However, it’s really unlikely that all of Holmgren’s gambles will all pan out in one season, and it kind of has to for the Flyers to succeed. They need good goaltending, because their defense hasn’t improved at all and was letting in close to three goals a game last year. Their goaltending is the biggest risk being taken by any team heading into this season. If Mason and Emery falter (the likely result), the plan seems to be to win games by outscoring the opposition, but when your division foes are the likes of the Penguins, Capitals, and Islanders… well, you’re going to be losing more of the high scoring games than you’re winning. Just imagine, Mason couldn’t put together a .900 save percentage in the defensive Central Division, and now he’s going to be facing the likes of Tavares, Ovechkin, Crosby, Malkin, Nash, Semin, and Staal on a regular basis. And Emery is going from the best defense in the league to one of the worst, so it’s hard to know what to expect from him. Honestly, who actually thinks this is going to work? Unless you happen to believe that a 7 game sample size is enough to declare Mason a starter. Or, if you’re like Broadstreet Hockey, maybe you think that Mason turning 25 is a sign that his career should be on the upswing, but what kind of an improvement can you really expect out of a guy with four straight years of being below or barely at a .900 save percentage? If he gives you savings of .901-905, which is an improvement, can you really label that a success? Is having a cheaper Bryzgalov the goal here? As an ardent follower of the Central Division, all I have to say is good luck with that.
Philly.com was a little more realistic in their take on Mason:
The good news is that the Flyers have a very impressive collection of forwards and the future looks bright. They also have their next GM already waiting in the wings. With Ron Hextall signed on as assistant GM, the Flyers are prepared to transition away from Holmgren if his latest batch of high risk moves don’t pay off.
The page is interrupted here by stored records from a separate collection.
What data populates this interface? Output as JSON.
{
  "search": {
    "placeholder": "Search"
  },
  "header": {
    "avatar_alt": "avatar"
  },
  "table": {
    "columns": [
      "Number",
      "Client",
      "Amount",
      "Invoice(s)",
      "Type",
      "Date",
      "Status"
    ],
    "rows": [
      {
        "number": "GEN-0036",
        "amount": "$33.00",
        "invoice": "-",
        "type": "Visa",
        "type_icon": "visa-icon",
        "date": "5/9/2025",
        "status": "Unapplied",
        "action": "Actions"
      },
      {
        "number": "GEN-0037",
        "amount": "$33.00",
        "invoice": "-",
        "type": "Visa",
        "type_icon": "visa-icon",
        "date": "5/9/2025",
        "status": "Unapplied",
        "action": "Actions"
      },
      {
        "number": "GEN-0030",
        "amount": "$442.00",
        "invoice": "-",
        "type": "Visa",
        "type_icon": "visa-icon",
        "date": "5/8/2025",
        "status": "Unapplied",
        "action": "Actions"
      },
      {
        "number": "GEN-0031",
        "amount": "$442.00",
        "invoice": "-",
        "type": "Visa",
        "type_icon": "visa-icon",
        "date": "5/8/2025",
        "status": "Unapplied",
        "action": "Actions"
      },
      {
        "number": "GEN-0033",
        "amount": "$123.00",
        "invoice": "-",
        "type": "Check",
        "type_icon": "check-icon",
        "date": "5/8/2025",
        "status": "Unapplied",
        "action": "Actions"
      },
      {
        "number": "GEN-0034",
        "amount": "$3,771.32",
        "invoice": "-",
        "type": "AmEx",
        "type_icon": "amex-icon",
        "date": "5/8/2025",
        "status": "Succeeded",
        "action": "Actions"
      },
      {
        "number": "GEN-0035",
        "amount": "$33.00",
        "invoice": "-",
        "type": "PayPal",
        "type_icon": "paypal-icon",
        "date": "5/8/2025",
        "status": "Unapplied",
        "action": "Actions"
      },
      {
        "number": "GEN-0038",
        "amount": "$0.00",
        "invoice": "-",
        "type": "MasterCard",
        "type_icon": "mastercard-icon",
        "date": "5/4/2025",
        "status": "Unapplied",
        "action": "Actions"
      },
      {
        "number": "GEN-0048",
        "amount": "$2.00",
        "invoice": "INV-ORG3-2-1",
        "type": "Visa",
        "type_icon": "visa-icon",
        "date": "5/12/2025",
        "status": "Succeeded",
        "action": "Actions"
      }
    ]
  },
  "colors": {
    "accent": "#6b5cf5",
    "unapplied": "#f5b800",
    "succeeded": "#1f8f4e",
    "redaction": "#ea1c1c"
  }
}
Hextall was with the LA Kings for seven seasons as assistant GM, and helped build their recent cup winning team. It’s unlikely that he would come to Philadelphia if he didn’t think that he had a legitimate chance of having the top job soon, because he could have gotten the top job somewhere else. For Holmgren to keep his position, it’s likely that Emery, Lecavalier, and Streit would all have to play to expectations. Oh, and I suppose it would help if Claude Giroux started playing like one of the top 5 forwards in the league again. But Hextall’s hiring should be a sure sign that the Flyers better start winning soon if Holmgren’s going to be around come this time next year.
It looks like it will be another soap opera season in Philadelphia, and really this roster isn’t much better than the team that missed the playoffs several months ago. Meanwhile, Flyers fans are left to hope that the distractions are gone (ahem, Bryzgolov), the team is healthier, and that their 1-5-1 preseason is not a sign things to come. But unfortunately, we won’t have any humorous commentary to break the tension this season.
Optimism rating (out of 5): 1.5